§ **EXERCISE INSTRUCTIONS**:
In the listing below, find each line that holds "icon" and list it.

§ **DATASET EXTRACT**:

§ §

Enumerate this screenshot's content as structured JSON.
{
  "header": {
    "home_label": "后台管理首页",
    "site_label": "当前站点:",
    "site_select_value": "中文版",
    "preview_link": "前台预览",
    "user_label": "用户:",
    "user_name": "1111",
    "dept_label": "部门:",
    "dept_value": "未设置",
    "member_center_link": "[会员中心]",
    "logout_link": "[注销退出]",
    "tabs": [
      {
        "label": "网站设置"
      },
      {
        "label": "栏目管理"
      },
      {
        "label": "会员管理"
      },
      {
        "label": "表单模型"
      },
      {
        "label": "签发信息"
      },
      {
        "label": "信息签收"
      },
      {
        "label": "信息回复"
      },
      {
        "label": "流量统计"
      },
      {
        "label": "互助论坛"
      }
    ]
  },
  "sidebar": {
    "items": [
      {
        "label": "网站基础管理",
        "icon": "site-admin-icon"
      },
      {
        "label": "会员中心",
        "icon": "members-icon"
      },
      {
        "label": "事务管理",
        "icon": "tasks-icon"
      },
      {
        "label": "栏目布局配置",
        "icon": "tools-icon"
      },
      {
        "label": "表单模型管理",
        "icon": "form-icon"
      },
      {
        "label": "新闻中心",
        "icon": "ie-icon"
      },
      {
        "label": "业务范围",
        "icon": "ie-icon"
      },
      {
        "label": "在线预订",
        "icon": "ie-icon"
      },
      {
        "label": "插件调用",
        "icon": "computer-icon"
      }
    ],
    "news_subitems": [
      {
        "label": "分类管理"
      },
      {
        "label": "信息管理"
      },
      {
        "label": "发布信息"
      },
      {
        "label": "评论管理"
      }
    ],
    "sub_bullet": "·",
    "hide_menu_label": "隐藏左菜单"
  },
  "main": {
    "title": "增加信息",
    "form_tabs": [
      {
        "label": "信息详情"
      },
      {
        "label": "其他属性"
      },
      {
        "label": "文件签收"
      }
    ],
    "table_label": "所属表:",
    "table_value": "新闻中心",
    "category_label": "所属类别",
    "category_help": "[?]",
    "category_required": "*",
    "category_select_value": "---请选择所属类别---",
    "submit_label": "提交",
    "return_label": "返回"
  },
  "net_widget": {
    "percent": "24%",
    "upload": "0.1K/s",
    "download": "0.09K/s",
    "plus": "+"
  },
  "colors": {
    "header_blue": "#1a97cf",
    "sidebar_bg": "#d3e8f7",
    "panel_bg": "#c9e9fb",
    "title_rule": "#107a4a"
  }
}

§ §

§ **OUTPUT BELOW**:
        "icon": "site-admin-icon"
        "icon": "members-icon"
        "icon": "tasks-icon"
        "icon": "tools-icon"
        "icon": "form-icon"
        "icon": "ie-icon"
        "icon": "ie-icon"
        "icon": "ie-icon"
        "icon": "computer-icon"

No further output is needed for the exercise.